▸ **ASSIGNED TASK**
Return every line of the data exactly as it stands.

Web page and app entries
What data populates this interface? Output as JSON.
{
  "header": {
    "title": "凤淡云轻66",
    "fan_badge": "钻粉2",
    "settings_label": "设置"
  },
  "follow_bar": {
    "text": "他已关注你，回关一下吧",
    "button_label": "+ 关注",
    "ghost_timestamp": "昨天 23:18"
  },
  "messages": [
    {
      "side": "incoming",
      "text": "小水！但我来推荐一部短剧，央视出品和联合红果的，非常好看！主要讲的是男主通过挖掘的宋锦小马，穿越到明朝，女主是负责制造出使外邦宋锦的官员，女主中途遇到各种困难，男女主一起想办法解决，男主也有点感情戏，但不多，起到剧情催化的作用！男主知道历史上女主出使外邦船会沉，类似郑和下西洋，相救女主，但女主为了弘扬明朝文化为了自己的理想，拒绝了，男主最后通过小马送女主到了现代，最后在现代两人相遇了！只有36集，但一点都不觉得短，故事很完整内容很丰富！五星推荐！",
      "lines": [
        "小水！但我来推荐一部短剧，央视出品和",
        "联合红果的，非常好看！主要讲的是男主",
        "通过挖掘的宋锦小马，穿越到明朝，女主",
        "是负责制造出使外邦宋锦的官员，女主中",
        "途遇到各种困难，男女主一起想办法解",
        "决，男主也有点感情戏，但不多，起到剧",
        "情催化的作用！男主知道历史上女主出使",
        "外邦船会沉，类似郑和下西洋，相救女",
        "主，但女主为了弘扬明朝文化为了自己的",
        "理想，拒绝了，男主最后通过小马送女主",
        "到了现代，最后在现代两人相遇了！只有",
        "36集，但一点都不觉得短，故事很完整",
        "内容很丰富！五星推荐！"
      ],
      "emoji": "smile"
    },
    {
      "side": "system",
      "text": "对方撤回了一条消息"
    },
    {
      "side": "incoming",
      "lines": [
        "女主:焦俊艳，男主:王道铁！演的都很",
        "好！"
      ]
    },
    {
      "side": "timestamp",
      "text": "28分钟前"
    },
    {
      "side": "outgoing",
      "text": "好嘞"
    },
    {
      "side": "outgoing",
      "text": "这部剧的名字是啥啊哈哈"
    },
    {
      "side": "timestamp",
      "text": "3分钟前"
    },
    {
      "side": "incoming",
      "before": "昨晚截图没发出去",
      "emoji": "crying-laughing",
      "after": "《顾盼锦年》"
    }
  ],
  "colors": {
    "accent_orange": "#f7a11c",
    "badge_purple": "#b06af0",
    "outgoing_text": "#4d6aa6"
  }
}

▸ **RESULT BELOW**
What data populates this interface? Output as JSON.
{
  "header": {
    "title": "凤淡云轻66",
    "fan_badge": "钻粉2",
    "settings_label": "设置"
  },
  "follow_bar": {
    "text": "他已关注你，回关一下吧",
    "button_label": "+ 关注",
    "ghost_timestamp": "昨天 23:18"
  },
  "messages": [
    {
      "side": "incoming",
      "text": "小水！但我来推荐一部短剧，央视出品和联合红果的，非常好看！主要讲的是男主通过挖掘的宋锦小马，穿越到明朝，女主是负责制造出使外邦宋锦的官员，女主中途遇到各种困难，男女主一起想办法解决，男主也有点感情戏，但不多，起到剧情催化的作用！男主知道历史上女主出使外邦船会沉，类似郑和下西洋，相救女主，但女主为了弘扬明朝文化为了自己的理想，拒绝了，男主最后通过小马送女主到了现代，最后在现代两人相遇了！只有36集，但一点都不觉得短，故事很完整内容很丰富！五星推荐！",
      "lines": [
        "小水！但我来推荐一部短剧，央视出品和",
        "联合红果的，非常好看！主要讲的是男主",
        "通过挖掘的宋锦小马，穿越到明朝，女主",
        "是负责制造出使外邦宋锦的官员，女主中",
        "途遇到各种困难，男女主一起想办法解",
        "决，男主也有点感情戏，但不多，起到剧",
        "情催化的作用！男主知道历史上女主出使",
        "外邦船会沉，类似郑和下西洋，相救女",
        "主，但女主为了弘扬明朝文化为了自己的",
        "理想，拒绝了，男主最后通过小马送女主",
        "到了现代，最后在现代两人相遇了！只有",
        "36集，但一点都不觉得短，故事很完整",
        "内容很丰富！五星推荐！"
      ],
      "emoji": "smile"
    },
    {
      "side": "system",
      "text": "对方撤回了一条消息"
    },
    {
      "side": "incoming",
      "lines": [
        "女主:焦俊艳，男主:王道铁！演的都很",
        "好！"
      ]
    },
    {
      "side": "timestamp",
      "text": "28分钟前"
    },
    {
      "side": "outgoing",
      "text": "好嘞"
    },
    {
      "side": "outgoing",
      "text": "这部剧的名字是啥啊哈哈"
    },
    {
      "side": "timestamp",
      "text": "3分钟前"
    },
    {
      "side": "incoming",
      "before": "昨晚截图没发出去",
      "emoji": "crying-laughing",
      "after": "《顾盼锦年》"
    }
  ],
  "colors": {
    "accent_orange": "#f7a11c",
    "badge_purple": "#b06af0",
    "outgoing_text": "#4d6aa6"
  }
}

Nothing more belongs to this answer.